Electrolyte detection outs cell leaks
Cell leakage in lithium ion batteries is bad news, so battery makers want to find any that happen during manufacture or assembly so their quality control teams can prevent early failures and minimise warranty costs, while drivers need confidence, safety and low servicing costs. Sandra Seitz from vacuum analysis and test instrument specialists Inficon explained that the company has developed a direct electrolyte detection method and a range of vacuum machines to test different types of cells.

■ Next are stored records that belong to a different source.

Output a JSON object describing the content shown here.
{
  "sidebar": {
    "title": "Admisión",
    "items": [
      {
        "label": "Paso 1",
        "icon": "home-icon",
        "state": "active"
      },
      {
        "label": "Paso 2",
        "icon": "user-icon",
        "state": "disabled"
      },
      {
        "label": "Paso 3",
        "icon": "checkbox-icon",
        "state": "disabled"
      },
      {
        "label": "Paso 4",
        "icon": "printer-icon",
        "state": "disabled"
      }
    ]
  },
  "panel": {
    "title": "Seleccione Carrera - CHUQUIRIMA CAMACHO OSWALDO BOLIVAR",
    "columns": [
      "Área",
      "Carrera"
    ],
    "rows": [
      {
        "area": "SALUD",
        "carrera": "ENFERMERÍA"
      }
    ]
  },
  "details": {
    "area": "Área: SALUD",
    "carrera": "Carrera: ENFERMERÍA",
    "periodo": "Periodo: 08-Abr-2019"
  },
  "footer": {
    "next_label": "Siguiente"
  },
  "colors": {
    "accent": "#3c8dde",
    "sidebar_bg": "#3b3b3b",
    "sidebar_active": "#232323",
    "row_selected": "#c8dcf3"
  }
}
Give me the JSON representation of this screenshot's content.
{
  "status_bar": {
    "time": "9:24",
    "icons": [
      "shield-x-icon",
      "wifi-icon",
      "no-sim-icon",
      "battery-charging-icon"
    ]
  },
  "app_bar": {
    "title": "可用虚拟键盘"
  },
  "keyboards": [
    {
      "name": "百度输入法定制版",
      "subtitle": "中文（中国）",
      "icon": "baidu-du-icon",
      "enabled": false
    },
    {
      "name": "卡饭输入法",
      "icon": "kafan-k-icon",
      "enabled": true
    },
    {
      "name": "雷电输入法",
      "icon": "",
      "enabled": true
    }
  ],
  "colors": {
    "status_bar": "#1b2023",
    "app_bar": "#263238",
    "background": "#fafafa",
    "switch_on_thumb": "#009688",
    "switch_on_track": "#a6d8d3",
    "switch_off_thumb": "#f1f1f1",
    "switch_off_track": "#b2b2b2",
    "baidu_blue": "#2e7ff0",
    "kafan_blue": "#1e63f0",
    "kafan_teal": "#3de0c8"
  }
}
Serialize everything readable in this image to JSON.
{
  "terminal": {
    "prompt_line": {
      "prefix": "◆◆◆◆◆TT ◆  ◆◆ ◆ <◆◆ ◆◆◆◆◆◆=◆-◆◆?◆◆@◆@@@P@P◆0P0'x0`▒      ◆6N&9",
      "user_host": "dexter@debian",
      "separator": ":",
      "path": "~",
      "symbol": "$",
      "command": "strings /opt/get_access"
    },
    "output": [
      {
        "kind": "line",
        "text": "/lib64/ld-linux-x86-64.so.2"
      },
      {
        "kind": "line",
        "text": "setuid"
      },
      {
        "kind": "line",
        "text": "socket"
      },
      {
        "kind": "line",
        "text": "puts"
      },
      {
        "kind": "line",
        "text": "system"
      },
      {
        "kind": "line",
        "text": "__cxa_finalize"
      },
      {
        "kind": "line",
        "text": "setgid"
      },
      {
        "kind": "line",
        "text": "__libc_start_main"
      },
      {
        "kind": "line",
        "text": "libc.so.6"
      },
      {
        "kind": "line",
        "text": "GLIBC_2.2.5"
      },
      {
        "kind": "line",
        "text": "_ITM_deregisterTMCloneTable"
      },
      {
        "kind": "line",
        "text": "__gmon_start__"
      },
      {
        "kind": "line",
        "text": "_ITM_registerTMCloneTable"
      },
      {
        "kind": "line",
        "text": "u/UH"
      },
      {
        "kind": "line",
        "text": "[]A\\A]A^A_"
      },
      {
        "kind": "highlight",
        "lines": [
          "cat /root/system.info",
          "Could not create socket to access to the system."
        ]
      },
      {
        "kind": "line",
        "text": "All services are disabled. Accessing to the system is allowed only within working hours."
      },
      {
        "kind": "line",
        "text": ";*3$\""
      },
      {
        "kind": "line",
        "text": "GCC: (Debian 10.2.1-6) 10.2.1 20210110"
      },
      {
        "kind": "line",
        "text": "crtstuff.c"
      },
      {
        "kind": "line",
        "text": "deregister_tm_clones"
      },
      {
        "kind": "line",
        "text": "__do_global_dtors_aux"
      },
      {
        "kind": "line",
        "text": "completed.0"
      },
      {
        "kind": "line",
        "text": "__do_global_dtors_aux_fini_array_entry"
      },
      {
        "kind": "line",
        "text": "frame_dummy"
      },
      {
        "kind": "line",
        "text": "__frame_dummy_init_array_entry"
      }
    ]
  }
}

The pressure in most battery cells, and particularly in pouch cells that rely on outside pressure to push the anode and cathode together, is below atmospheric, she said. Therefore a small leak will tend to draw in air along with moisture that will react with the electrolyte to form sulphuric acid, worsening the leak, so leaks tend to grow. With holes of up to 56 microns in size, the pressure differential tending to push the electrolyte out are balanced by forces including surface tension that make it cling to the walls of the leak path, so no electrolyte gets out. A hole any larger than that will result in a leak rate of at least 10-6 mbar l/sec. (The millibar-litre per second is the standard measure of leakage rate that takes air pressure into account). Inficon’s detection method targets leaks of this size or larger.
The method works by reversing the normal pressure conditions in the cell using a vacuum chamber into which the cell is placed, Seitz explained. “You are actually pulling electrolyte out of the cell, which then can evaporate on the surface of the leak opening, and a mass-spectrometer-based sensor detects the solvent vapour.”
The system stores all test data ready for export, includes a USB port for bar code scanners and other means of identifying test items and features Fieldbus interfaces to link it to factory automation systems including ProfiNet, ProfiBus, and DeviceNet plus an Ethernet IP interface.
The core of the system is the ELT3000, consisting of a gas detection unit with the sensor, and a gas control unit that controls the pump down and sends the gas to the sensor. A set of different vacuum chambers of different sizes can be connected to it, including the flexible FTC3000 that can cope with unusual cell shapes by holding them between a membrane in the lid and one in the base that form a seal around the cell as vacuum is pulled. Calibration is provided by the E-Check test leak that provides a constant signal of electrolyte solvent, Seitz said.